WHAT YOU SHOULD DO
Take down each entry exactly as written.

App and web page records
*** Begin section ***

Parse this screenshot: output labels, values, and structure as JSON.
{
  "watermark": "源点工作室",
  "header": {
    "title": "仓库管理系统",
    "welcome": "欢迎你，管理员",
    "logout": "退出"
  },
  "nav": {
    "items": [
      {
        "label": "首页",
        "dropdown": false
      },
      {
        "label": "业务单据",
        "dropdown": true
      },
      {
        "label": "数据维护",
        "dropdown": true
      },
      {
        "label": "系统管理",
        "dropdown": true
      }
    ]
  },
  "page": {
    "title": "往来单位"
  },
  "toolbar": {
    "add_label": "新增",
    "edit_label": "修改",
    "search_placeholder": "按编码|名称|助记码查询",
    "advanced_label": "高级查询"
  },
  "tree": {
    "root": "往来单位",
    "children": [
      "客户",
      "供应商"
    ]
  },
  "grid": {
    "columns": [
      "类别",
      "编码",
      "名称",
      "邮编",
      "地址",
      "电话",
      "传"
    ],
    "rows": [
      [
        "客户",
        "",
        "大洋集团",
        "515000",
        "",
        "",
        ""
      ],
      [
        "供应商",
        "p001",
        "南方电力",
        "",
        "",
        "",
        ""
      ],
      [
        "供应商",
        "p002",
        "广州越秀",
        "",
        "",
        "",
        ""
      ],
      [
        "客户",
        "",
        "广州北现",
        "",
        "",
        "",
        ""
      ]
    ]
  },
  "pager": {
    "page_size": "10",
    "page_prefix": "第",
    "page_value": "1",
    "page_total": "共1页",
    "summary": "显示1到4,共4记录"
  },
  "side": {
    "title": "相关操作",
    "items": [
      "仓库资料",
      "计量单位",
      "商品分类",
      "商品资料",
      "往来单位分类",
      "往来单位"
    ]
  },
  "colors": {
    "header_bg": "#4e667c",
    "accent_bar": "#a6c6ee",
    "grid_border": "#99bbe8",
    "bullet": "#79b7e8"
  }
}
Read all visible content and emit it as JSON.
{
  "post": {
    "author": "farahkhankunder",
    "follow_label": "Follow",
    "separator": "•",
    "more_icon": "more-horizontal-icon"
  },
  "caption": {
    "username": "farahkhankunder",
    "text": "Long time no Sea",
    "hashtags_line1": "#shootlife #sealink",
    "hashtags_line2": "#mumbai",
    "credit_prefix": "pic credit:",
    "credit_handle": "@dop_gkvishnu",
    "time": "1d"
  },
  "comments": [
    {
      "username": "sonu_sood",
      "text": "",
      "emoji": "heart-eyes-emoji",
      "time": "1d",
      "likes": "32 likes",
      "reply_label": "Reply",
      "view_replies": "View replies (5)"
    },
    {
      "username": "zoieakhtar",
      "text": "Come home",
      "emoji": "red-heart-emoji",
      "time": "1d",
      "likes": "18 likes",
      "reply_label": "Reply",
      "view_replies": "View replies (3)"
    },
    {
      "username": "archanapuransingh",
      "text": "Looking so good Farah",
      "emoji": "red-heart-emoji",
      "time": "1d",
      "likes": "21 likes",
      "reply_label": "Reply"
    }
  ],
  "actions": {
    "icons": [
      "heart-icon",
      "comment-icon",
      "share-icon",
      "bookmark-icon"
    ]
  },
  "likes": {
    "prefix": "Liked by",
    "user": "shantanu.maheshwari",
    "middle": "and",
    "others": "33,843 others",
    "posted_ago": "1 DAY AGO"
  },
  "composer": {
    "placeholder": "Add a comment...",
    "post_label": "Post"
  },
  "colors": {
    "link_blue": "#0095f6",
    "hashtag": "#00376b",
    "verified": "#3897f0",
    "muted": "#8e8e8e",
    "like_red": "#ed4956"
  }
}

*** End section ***

REPLY TO THE TASK
Parse this screenshot: output labels, values, and structure as JSON.
{
  "watermark": "源点工作室",
  "header": {
    "title": "仓库管理系统",
    "welcome": "欢迎你，管理员",
    "logout": "退出"
  },
  "nav": {
    "items": [
      {
        "label": "首页",
        "dropdown": false
      },
      {
        "label": "业务单据",
        "dropdown": true
      },
      {
        "label": "数据维护",
        "dropdown": true
      },
      {
        "label": "系统管理",
        "dropdown": true
      }
    ]
  },
  "page": {
    "title": "往来单位"
  },
  "toolbar": {
    "add_label": "新增",
    "edit_label": "修改",
    "search_placeholder": "按编码|名称|助记码查询",
    "advanced_label": "高级查询"
  },
  "tree": {
    "root": "往来单位",
    "children": [
      "客户",
      "供应商"
    ]
  },
  "grid": {
    "columns": [
      "类别",
      "编码",
      "名称",
      "邮编",
      "地址",
      "电话",
      "传"
    ],
    "rows": [
      [
        "客户",
        "",
        "大洋集团",
        "515000",
        "",
        "",
        ""
      ],
      [
        "供应商",
        "p001",
        "南方电力",
        "",
        "",
        "",
        ""
      ],
      [
        "供应商",
        "p002",
        "广州越秀",
        "",
        "",
        "",
        ""
      ],
      [
        "客户",
        "",
        "广州北现",
        "",
        "",
        "",
        ""
      ]
    ]
  },
  "pager": {
    "page_size": "10",
    "page_prefix": "第",
    "page_value": "1",
    "page_total": "共1页",
    "summary": "显示1到4,共4记录"
  },
  "side": {
    "title": "相关操作",
    "items": [
      "仓库资料",
      "计量单位",
      "商品分类",
      "商品资料",
      "往来单位分类",
      "往来单位"
    ]
  },
  "colors": {
    "header_bg": "#4e667c",
    "accent_bar": "#a6c6ee",
    "grid_border": "#99bbe8",
    "bullet": "#79b7e8"
  }
}
Read all visible content and emit it as JSON.
{
  "post": {
    "author": "farahkhankunder",
    "follow_label": "Follow",
    "separator": "•",
    "more_icon": "more-horizontal-icon"
  },
  "caption": {
    "username": "farahkhankunder",
    "text": "Long time no Sea",
    "hashtags_line1": "#shootlife #sealink",
    "hashtags_line2": "#mumbai",
    "credit_prefix": "pic credit:",
    "credit_handle": "@dop_gkvishnu",
    "time": "1d"
  },
  "comments": [
    {
      "username": "sonu_sood",
      "text": "",
      "emoji": "heart-eyes-emoji",
      "time": "1d",
      "likes": "32 likes",
      "reply_label": "Reply",
      "view_replies": "View replies (5)"
    },
    {
      "username": "zoieakhtar",
      "text": "Come home",
      "emoji": "red-heart-emoji",
      "time": "1d",
      "likes": "18 likes",
      "reply_label": "Reply",
      "view_replies": "View replies (3)"
    },
    {
      "username": "archanapuransingh",
      "text": "Looking so good Farah",
      "emoji": "red-heart-emoji",
      "time": "1d",
      "likes": "21 likes",
      "reply_label": "Reply"
    }
  ],
  "actions": {
    "icons": [
      "heart-icon",
      "comment-icon",
      "share-icon",
      "bookmark-icon"
    ]
  },
  "likes": {
    "prefix": "Liked by",
    "user": "shantanu.maheshwari",
    "middle": "and",
    "others": "33,843 others",
    "posted_ago": "1 DAY AGO"
  },
  "composer": {
    "placeholder": "Add a comment...",
    "post_label": "Post"
  },
  "colors": {
    "link_blue": "#0095f6",
    "hashtag": "#00376b",
    "verified": "#3897f0",
    "muted": "#8e8e8e",
    "like_red": "#ed4956"
  }
}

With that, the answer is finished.